As the final straggler takes his seat at one of three kidney-shaped tables, Russell Bjerke, co-owner of the Downtown Poker Club, begins the Tuesday night tournament by uttering the legendary words, "Shuffle up and deal."

The room goes silent and it suddenly seems that the quiet and the cards are the only things this group of people has in common &

there is a representative from almost every gender, age group, class and ethnicity.

There is also one other common thread.

Each player paid $40 for the chance to pit their skill and wit against 24 competitors in order to win the top prize, worth 50 percent of the entry fees, which were around $1,000 on this particular night. Second and third places receive 30 percent and 20 percent, respectively.

While this scenario might seem to be something you could only find in a casino, the Downtown Poker Club is anything but. It is in fact a non-profit corporation and, because of Ashland's gaming laws, is just as legal as your Friday night games around the kitchen table.

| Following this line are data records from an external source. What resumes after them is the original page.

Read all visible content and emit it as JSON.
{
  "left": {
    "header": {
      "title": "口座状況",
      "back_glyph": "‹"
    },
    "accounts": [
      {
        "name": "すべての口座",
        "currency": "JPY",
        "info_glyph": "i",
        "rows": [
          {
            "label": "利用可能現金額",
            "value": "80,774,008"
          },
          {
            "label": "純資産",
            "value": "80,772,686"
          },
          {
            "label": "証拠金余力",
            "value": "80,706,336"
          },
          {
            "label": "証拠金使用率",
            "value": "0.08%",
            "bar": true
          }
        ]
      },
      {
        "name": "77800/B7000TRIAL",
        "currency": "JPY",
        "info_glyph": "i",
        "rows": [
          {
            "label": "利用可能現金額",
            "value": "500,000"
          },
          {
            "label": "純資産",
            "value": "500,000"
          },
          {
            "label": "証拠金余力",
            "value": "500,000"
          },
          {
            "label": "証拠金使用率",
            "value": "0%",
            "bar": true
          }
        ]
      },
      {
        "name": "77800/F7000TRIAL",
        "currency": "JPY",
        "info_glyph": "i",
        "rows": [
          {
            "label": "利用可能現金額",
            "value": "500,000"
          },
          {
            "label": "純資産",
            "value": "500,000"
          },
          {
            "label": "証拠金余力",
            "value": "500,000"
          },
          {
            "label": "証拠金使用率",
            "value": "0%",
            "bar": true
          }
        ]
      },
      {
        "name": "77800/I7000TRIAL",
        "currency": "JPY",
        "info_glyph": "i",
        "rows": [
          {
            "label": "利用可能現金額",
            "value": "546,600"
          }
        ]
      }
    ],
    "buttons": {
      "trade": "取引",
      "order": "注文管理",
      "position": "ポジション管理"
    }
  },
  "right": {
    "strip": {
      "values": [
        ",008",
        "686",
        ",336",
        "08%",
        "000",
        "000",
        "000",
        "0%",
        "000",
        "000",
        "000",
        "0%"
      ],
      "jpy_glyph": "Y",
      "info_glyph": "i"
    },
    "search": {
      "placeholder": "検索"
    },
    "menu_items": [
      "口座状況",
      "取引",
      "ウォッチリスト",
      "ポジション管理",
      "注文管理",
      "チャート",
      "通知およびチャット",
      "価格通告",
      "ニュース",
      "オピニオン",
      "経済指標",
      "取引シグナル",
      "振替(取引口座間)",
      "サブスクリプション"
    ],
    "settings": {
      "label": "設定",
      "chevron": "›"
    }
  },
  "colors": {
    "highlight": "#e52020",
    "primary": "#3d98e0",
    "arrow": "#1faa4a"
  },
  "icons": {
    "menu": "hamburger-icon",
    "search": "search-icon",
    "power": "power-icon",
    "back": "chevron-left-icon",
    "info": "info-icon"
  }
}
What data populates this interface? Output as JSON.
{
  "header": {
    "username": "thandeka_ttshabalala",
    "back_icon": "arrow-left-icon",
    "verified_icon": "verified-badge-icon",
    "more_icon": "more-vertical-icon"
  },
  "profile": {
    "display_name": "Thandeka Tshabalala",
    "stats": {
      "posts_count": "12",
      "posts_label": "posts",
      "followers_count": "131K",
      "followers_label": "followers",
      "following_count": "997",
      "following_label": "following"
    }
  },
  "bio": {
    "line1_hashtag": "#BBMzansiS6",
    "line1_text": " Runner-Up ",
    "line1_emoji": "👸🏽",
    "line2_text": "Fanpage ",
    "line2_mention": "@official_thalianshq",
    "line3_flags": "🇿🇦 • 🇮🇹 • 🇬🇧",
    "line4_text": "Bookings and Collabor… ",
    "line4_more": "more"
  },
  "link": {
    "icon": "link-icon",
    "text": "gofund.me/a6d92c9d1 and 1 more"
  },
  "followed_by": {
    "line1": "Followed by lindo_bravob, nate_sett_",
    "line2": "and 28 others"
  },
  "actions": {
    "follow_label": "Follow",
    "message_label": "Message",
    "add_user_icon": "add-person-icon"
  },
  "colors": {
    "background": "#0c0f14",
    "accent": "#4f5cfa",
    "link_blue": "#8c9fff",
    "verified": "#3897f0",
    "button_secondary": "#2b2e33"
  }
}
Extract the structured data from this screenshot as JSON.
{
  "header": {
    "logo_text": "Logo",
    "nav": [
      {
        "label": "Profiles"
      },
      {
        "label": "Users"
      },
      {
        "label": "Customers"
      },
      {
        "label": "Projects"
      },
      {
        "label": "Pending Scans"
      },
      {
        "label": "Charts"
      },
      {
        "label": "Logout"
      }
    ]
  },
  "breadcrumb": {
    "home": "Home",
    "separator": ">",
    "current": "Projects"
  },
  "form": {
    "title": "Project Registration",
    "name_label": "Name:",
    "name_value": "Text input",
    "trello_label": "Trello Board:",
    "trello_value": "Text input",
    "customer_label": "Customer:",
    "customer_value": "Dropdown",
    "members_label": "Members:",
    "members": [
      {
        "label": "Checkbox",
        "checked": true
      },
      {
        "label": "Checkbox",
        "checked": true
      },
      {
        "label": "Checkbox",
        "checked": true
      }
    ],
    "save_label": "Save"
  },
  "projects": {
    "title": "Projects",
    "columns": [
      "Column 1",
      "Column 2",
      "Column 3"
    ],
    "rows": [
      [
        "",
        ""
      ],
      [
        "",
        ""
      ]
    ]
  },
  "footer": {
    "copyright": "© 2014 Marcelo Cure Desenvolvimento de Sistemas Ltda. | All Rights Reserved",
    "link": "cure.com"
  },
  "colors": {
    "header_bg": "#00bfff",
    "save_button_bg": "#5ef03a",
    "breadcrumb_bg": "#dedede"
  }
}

"The reason the games are legal is that this is a social game played in a private environment," says Bjerke. "We are not soliciting the game for business purposes; we are soliciting it for general fellowship and gamesmanship. We're not in the business of profiting or the business of marketing a casino-style environment, we are a fellowship environment."

The club offers tournaments almost every night of the week as well as nightly cash games.

The difference between tournaments and cash games is that in a tournament each player begins with the same amount of chips and the winner is the person with all of the chips at the end of the night; in other words, the chips have no cash equivalent. In a cash game, a player may begin with as many chips as he or she chooses to pay for, each chip is worth a specific amount and a player can begin or end play at any time during the game.

In order to play at the club, each member must pay annual dues of $20. In addition, players pay a $20 table fee each night they play which is deducted from each pot in the cash games. These monies are used for upkeep and improvements to the facility.

While this may resemble a "rake" to anyone familiar with casinos, whenever this fee exceeds $20 per person, it is automatically kicked into a player fund that is used as the members see fit.

The Downtown Poker Club is located underneath the Elks Lodge on Will Dodge Way and actually rents their space from the Lodge, the only other place in Ashland to host poker tournaments.

The Elks Lodge began hosting tournaments as a way to raise money to fund their various charitable organizations around two years ago. Judy Corallo, a semi-professional dealer and avid card player herself, says that the idea behind the games was to provide a social activity that didn't cost very much money, so, in addition to the big tournament that takes place on the second Saturday of every month, they offer smaller games that are open to the public on Friday nights.

"We have 'sit-and-go' tournaments that are very cheap to get into, which enables people to have a social night that is cheaper than going to a movie," says Corallo, whose husband is a Lodge member. "Each 'sit-and-go' costs $12 and lasts 75 minutes; the person with the most chips at the end is the winner."

While Corallo and her group of dealers are usually paid for their services and receive tips, they also deal cards for charitable poker tournaments and for Elks fund raisers such as the upcoming Limit H.O.R.S.E. tournament on April 19.

H.O.R.S.E. stands for the five games played in this mixed tournament: Hold 'Em, Omaha, Razz, Seven Card Stud and Stud Eight or better. There will be a $1,600 prize pool with five places paid for the 40 entrants, whose $60 entry fee includes dinner.

To sign up for the H.O.R.S.E. event or to book Judy Corallo and her dealers for a charitable function, contact Judy at 482-3175. For more information on the Downtown Poker Club, call 973-8601.